The powerful blasts, which blew two craters in the ground and ripped the facade off a multistory building, came a day after Maj. Gen. Robert Mood, the head of the observer mission, took up his post in Damascus.
AP EXCLUSIVE: As Afghan insider attacks grow, US reports only those resulting in allied deaths
WASHINGTON (AP) — The military is under-reporting the number of times that Afghan soldiers and police open fire on American and other foreign troops.
The U.S.-led coalition routinely reports each time an American or other foreign soldier is killed by an Afghan in uniform. But The Associated Press has learned it does not report insider attacks in which the Afghan wounds — or misses — his U.S. or allied target. It also doesn't report the wounding of troops who were attacked alongside those who were killed.
Such attacks reveal a level of mistrust and ill will between the U.S.-led coalition and its Afghan counterparts in an increasingly unpopular war. The U.S. and its military partners are working more closely with Afghan troops in preparation for handing off security responsibility to them by the end of 2014.
In recent weeks an Afghan soldier opened fire on a group of American soldiers but missed the group entirely. The Americans quickly shot him to death. Not a word about this was reported by the International Security Assistance Force, or ISAF, as the coalition is formally known. It was disclosed to the AP by a U.S. official who was granted anonymity in order to give a fuller picture of the "insider" problem.
ISAF also said nothing about last week's attack in which two Afghan policemen in Kandahar province fired on U.S. soldiers, wounding two. Reporters learned of it from Afghan officials and from U.S. officials in Washington. The two Afghan policemen were shot to death by the Americans present.
Safety group: NYC highway where 7 died has inadequate guardrails, narrow lanes, dangerous curb
NEW YORK (AP) — The section of highway where an accident sent seven members of a Bronx family flying over a guardrail and plummeting to their deaths has narrow lanes, steep hills, tight turns, inadequate guardrails and no breakdown lane, an auto safety group said Monday.
The Bronx River Parkway "lacks modern transportation engineering features," said Robert Sinclair, spokesman for the American Automobile Association's New York City affiliate. He said it was conceived in 1907 and opened in 1925 as "the first limited access multilane highway in the U.S."
Three sections of the parkway in the Bronx, including one at or near the accident site, are on the state Transportation Department's 5 Percent List, a federally mandated report of locations "exhibiting the most severe highway safety needs."
The driver, Maria Gonzalez, clipped a highway divider and damaged a tire Sunday afternoon before her SUV plunged off a highway and six stories down into a ravine on the grounds of the Bronx Zoo, killing three generations of a family, including three children, police said.
Juan Gonzalez, the driver's husband, blamed the state, at least in part, for the crash.
Obama, Romney trade barbs on handling of raid that killed terror mastermind
WASHINGTON (AP) — President Barack Obama gave a steely defense of his handling of the raid that killed Osama bin Laden and his use of it to burnish his re-election credentials a year later, saying Monday that it is appropriate to mark an anniversary that Republicans charge is being turned into a campaign bumper sticker.
He then jumped at the chance to portray presumed Republican presidential challenger Mitt Romney as unprepared to make the kind of hard call required to send U.S. forces on that highly risky mission.

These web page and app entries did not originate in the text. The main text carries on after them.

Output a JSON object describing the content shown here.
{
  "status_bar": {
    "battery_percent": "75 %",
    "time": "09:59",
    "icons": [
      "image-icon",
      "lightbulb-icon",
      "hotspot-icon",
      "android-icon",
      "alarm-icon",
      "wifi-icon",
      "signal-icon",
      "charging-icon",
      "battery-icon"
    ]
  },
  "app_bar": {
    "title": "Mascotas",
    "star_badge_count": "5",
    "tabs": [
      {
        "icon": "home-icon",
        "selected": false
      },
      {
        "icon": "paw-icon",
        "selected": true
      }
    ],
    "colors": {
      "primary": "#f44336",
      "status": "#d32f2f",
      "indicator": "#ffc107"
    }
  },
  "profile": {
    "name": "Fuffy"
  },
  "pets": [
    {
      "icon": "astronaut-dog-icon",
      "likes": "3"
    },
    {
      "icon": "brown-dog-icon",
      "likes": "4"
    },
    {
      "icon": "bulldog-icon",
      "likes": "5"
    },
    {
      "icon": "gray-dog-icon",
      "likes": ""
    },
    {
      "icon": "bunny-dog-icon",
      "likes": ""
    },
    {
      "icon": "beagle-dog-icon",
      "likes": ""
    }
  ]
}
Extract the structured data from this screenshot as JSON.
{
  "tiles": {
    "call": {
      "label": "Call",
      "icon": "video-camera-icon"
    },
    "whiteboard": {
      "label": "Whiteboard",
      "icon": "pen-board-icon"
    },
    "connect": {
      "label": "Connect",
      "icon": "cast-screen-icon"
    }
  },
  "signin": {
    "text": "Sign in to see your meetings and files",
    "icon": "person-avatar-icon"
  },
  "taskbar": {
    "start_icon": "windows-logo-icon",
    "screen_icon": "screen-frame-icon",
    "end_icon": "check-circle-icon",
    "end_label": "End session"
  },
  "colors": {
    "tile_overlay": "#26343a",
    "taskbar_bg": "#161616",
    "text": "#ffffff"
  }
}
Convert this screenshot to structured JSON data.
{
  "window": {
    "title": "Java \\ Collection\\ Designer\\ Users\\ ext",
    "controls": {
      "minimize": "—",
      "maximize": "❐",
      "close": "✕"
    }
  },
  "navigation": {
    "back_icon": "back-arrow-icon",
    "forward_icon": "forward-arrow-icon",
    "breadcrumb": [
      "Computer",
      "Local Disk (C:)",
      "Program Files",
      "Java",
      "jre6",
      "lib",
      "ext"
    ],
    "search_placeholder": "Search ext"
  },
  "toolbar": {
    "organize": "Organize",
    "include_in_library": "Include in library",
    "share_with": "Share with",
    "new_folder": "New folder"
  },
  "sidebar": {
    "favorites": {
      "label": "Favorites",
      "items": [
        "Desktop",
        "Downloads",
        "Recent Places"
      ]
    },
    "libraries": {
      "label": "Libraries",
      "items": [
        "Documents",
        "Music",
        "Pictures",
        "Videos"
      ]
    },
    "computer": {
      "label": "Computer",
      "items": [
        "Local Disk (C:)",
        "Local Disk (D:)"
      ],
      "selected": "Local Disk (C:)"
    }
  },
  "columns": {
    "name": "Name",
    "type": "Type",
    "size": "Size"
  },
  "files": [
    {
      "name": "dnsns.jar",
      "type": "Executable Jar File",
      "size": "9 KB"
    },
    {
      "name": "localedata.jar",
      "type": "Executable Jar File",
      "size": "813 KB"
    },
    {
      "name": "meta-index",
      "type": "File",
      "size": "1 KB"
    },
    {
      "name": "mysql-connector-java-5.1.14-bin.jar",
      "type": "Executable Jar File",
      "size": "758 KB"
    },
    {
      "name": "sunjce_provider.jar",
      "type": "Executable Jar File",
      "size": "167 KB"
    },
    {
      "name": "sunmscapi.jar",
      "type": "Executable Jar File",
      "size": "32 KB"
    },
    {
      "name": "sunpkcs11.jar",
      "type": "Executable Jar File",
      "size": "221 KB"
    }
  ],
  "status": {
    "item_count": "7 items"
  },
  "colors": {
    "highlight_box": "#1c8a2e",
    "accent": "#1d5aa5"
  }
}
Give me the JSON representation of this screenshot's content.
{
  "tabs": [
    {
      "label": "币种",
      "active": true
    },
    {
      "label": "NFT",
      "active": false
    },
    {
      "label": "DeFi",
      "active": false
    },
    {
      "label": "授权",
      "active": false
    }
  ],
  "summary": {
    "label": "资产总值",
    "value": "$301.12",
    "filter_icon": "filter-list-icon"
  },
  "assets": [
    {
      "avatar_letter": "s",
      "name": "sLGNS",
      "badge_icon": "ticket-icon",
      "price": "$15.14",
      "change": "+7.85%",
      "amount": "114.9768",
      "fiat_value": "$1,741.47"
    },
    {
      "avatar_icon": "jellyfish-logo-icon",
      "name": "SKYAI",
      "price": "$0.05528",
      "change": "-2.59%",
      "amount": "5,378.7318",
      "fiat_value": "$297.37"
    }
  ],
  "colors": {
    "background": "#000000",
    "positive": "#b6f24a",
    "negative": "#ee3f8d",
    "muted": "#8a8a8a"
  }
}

Without mentioning Romney by name, Obama recommended looking at people's previous statements on the manhunt for the 9/11 mastermind.
Obama's re-election team has seized on a quote from Romney in 2007, when he said it was not worth moving heaven and earth to go after one person. On Monday, Romney said he "of course" would have ordered bin Laden killed, but his campaign criticized Obama for turning the successful death raid to political gain.